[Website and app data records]
..............................

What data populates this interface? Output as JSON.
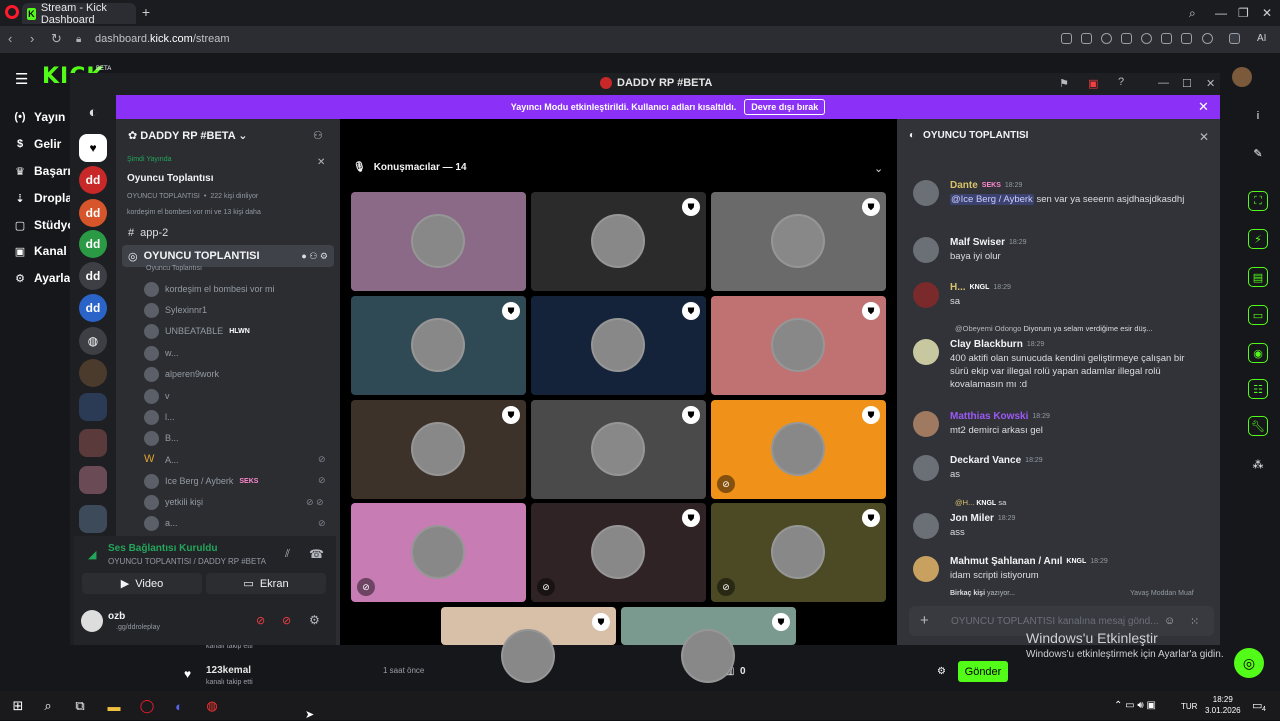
{
  "browser": {
    "tab_title": "Stream - Kick Dashboard",
    "tab_favicon": "K",
    "url_prefix": "dashboard.",
    "url_host": "kick.com",
    "url_path": "/stream"
  },
  "kick": {
    "logo": "KICK",
    "beta": "BETA",
    "nav": [
      "Yayın",
      "Gelir",
      "Başarı",
      "Dropla",
      "Stüdyo",
      "Kanal",
      "Ayarla"
    ],
    "follow_user": "123kemal",
    "follow_time": "1 saat önce",
    "follow_text_1": "kanalı takip etti",
    "follow_text_2": "kanalı takip etti",
    "chat_count": "0",
    "send_label": "Gönder"
  },
  "windows_activation": {
    "title": "Windows'u Etkinleştir",
    "subtitle": "Windows'u etkinleştirmek için Ayarlar'a gidin."
  },
  "discord": {
    "window_title": "DADDY RP #BETA",
    "banner_text": "Yayıncı Modu etkinleştirildi. Kullanıcı adları kısaltıldı.",
    "banner_button": "Devre dışı bırak",
    "server_name": "DADDY RP #BETA",
    "live": {
      "label": "Şimdi Yayında",
      "title": "Oyuncu Toplantısı",
      "channel": "OYUNCU TOPLANTISI",
      "listeners": "222 kişi dinliyor",
      "speakers": "kordeşim el bombesi vor mi ve 13 kişi daha"
    },
    "text_channel": "app-2",
    "stage_channel": "OYUNCU TOPLANTISI",
    "stage_topic": "Oyuncu Toplantısı",
    "vc_users": [
      {
        "name": "kordeşim el bombesi vor mi",
        "tag": ""
      },
      {
        "name": "Sylexinnr1",
        "tag": ""
      },
      {
        "name": "UNBEATABLE",
        "tag": "HLWN"
      },
      {
        "name": "w...",
        "tag": ""
      },
      {
        "name": "alperen9work",
        "tag": ""
      },
      {
        "name": "v",
        "tag": ""
      },
      {
        "name": "l...",
        "tag": ""
      },
      {
        "name": "B...",
        "tag": ""
      },
      {
        "name": "A...",
        "tag": ""
      },
      {
        "name": "Ice Berg / Ayberk",
        "tag": "SEKS"
      },
      {
        "name": "yetkili kişi",
        "tag": ""
      },
      {
        "name": "a...",
        "tag": ""
      }
    ],
    "voice": {
      "status": "Ses Bağlantısı Kuruldu",
      "channel": "OYUNCU TOPLANTISI / DADDY RP #BETA",
      "video": "Video",
      "screen": "Ekran"
    },
    "me": {
      "name": "ozb",
      "status": ".gg/ddroleplay"
    },
    "stage": {
      "speakers_label": "Konuşmacılar — 14",
      "tile_colors": [
        "#8a6a86",
        "#2b2b2b",
        "#6a6a6a",
        "#2f4a55",
        "#14233a",
        "#c07272",
        "#3c322a",
        "#4a4a4a",
        "#f0921a",
        "#c77cb4",
        "#2f2325",
        "#4b4a25",
        "#d8bfa8",
        "#7a9a90"
      ]
    },
    "chat": {
      "channel": "OYUNCU TOPLANTISI",
      "input_placeholder": "OYUNCU TOPLANTISI kanalına mesaj gönd...",
      "messages": [
        {
          "name": "Dante",
          "tag": "SEKS",
          "time": "18:29",
          "mention": "@Ice Berg / Ayberk",
          "text": " sen var ya seeenn asjdhasjdkasdhj",
          "color": "#d9c26a"
        },
        {
          "name": "Malf Swiser",
          "tag": "",
          "time": "18:29",
          "mention": "",
          "text": "baya iyi olur",
          "color": "#f2f3f5"
        },
        {
          "name": "H...",
          "tag": "KNGL",
          "time": "18:29",
          "mention": "",
          "text": "sa",
          "color": "#d9c26a"
        },
        {
          "name": "Clay Blackburn",
          "tag": "",
          "time": "18:29",
          "mention": "",
          "text": "400 aktifi olan sunucuda kendini geliştirmeye çalışan bir sürü ekip var illegal rolü yapan adamlar illegal rolü kovalamasın mı :d",
          "color": "#f2f3f5",
          "reply_user": "@Obeyemi Odongo",
          "reply_text": "Diyorum ya selam verdiğime esir düş..."
        },
        {
          "name": "Matthias Kowski",
          "tag": "",
          "time": "18:29",
          "mention": "",
          "text": "mt2 demirci arkası gel",
          "color": "#9b59f5"
        },
        {
          "name": "Deckard Vance",
          "tag": "",
          "time": "18:29",
          "mention": "",
          "text": "as",
          "color": "#f2f3f5"
        },
        {
          "name": "Jon Miler",
          "tag": "",
          "time": "18:29",
          "mention": "",
          "text": "ass",
          "color": "#f2f3f5",
          "reply_user": "@H...",
          "reply_tag": "KNGL",
          "reply_text": "sa"
        },
        {
          "name": "Mahmut Şahlanan / Anıl",
          "tag": "KNGL",
          "time": "18:29",
          "mention": "",
          "text": "idam scripti istiyorum",
          "color": "#f2f3f5"
        }
      ],
      "typing": "Birkaç kişi",
      "typing_suffix": "yazıyor...",
      "slow_mode": "Yavaş Moddan Muaf"
    }
  },
  "taskbar": {
    "lang": "TUR",
    "time": "18:29",
    "date": "3.01.2026",
    "notif_count": "4"
  },
  "colors": {
    "kick_green": "#53fc18",
    "discord_purple": "#8a30f7",
    "connected_green": "#23a55a"
  }
}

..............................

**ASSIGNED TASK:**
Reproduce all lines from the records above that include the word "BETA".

**SOLVED EXERCISE:**
    "beta": "BETA",
    "window_title": "DADDY RP #BETA",
    "server_name": "DADDY RP #BETA",
      "channel": "OYUNCU TOPLANTISI / DADDY RP #BETA",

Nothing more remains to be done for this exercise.